MATERIAL PROVIDED: Begin

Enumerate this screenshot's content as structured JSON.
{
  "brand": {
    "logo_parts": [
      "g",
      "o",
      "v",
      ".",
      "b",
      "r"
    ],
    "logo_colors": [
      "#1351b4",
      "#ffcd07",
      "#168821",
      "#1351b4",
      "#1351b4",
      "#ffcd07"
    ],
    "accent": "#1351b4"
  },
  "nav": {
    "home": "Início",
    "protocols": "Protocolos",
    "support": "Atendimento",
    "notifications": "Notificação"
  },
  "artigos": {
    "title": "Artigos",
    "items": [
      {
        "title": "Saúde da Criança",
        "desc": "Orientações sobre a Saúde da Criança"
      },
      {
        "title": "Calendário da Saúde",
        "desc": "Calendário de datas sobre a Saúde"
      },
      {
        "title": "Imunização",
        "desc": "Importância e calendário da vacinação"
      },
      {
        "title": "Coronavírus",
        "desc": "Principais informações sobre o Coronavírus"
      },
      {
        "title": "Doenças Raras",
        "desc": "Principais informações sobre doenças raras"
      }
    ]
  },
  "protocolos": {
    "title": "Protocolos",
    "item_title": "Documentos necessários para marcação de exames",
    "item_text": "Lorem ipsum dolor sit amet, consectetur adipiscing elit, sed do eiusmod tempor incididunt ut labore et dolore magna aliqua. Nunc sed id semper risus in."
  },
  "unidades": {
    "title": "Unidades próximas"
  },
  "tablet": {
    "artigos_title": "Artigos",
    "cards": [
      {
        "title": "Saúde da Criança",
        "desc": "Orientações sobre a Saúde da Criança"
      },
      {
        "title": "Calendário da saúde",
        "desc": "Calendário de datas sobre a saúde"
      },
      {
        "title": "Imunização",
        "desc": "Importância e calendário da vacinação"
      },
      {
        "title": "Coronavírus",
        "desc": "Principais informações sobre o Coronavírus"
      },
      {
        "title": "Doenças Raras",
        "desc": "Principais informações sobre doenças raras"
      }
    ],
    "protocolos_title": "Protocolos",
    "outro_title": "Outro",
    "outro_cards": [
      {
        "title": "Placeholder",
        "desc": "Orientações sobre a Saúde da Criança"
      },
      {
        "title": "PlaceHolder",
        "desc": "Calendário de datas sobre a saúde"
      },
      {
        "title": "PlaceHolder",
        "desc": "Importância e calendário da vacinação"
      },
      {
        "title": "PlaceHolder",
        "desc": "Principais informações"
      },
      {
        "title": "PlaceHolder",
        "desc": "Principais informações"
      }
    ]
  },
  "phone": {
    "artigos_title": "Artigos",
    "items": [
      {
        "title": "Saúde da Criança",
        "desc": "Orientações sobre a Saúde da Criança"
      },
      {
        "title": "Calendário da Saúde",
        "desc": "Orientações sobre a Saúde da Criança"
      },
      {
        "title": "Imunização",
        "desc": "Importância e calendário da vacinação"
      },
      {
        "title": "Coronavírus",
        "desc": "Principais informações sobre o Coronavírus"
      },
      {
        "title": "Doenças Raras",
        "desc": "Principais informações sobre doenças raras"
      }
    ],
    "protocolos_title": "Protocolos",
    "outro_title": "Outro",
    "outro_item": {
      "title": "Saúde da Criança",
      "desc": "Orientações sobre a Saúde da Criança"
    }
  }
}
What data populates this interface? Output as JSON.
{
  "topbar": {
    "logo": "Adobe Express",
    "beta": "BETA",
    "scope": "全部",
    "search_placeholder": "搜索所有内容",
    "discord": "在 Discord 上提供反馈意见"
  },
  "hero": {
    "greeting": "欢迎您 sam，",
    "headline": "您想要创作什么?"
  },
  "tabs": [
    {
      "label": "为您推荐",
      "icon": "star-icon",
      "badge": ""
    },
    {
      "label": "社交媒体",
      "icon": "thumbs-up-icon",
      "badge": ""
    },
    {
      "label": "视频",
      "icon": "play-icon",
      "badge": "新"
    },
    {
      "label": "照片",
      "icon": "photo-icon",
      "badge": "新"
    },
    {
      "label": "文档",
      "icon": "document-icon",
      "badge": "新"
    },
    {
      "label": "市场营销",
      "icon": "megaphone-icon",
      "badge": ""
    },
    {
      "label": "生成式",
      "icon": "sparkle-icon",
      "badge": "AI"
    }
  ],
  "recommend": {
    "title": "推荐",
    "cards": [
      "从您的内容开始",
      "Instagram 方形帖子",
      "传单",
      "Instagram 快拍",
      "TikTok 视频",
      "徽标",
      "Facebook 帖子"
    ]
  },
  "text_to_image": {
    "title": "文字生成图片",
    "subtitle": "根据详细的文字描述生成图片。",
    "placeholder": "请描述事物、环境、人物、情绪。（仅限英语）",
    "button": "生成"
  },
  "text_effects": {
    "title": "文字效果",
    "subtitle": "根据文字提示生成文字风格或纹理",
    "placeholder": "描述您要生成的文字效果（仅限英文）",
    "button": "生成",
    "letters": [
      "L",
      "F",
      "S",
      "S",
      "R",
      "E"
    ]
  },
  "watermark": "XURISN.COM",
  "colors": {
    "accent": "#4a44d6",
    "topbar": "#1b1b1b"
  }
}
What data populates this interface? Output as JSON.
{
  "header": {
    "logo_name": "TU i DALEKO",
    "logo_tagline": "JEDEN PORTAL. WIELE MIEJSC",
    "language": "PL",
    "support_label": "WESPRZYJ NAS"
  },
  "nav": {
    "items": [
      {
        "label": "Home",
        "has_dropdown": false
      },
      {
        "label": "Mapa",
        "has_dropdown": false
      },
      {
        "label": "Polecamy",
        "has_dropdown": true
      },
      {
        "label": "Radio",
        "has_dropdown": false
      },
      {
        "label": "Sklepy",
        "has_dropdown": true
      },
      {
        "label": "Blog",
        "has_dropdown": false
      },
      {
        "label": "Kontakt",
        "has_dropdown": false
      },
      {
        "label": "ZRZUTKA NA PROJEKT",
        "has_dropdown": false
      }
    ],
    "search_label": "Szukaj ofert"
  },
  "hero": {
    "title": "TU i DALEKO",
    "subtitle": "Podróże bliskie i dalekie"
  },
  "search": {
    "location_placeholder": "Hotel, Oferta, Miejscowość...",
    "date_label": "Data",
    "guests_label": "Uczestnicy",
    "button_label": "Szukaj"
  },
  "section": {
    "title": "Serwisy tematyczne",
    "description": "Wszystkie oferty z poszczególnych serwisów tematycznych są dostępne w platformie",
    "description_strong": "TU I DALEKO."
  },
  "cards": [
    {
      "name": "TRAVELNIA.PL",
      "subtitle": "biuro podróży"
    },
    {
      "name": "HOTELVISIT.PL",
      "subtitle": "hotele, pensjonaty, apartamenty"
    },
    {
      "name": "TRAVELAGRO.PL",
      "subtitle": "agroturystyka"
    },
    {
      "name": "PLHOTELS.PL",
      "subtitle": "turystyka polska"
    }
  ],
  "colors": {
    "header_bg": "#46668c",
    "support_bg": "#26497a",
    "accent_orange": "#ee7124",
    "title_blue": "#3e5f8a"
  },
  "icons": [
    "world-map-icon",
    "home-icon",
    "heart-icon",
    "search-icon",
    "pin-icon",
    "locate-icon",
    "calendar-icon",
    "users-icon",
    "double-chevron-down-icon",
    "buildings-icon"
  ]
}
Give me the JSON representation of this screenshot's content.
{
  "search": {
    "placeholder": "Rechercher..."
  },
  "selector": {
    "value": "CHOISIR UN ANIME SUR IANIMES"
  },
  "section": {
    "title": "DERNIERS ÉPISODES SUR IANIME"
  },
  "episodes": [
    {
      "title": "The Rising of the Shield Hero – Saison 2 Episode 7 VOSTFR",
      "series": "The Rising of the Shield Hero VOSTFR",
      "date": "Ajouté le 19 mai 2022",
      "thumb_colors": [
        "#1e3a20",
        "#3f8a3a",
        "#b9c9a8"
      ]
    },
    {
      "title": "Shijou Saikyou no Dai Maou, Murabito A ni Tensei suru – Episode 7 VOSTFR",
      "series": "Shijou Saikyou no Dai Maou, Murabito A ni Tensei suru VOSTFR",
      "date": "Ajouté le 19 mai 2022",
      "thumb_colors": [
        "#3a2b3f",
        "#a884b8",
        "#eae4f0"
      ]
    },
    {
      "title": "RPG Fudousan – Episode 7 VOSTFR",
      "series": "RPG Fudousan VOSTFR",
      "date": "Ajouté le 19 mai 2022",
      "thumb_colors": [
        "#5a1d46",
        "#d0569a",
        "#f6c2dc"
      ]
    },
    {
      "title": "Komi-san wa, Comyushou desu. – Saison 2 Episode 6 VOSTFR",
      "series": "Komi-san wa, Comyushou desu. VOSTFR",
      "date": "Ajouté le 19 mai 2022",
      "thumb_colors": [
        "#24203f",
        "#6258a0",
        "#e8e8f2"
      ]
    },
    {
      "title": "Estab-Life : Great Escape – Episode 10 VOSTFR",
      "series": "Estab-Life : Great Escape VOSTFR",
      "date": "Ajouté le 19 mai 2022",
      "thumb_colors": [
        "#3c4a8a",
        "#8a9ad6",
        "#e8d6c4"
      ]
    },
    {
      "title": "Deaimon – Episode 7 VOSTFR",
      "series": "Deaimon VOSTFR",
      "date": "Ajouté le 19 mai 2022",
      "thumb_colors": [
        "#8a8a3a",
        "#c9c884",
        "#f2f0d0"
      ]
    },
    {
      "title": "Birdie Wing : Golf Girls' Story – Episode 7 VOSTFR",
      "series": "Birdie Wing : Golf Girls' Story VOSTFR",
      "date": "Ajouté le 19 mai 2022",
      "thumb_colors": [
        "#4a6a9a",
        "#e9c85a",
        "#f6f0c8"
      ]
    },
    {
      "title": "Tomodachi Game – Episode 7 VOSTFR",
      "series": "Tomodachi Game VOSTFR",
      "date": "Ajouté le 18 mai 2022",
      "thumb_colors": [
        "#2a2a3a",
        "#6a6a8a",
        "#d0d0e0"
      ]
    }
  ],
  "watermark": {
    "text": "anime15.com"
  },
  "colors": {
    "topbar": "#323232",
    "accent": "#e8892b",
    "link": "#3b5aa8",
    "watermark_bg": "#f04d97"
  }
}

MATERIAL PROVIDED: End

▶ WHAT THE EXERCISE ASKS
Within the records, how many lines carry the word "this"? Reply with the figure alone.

▶ COMPLETED TASK
4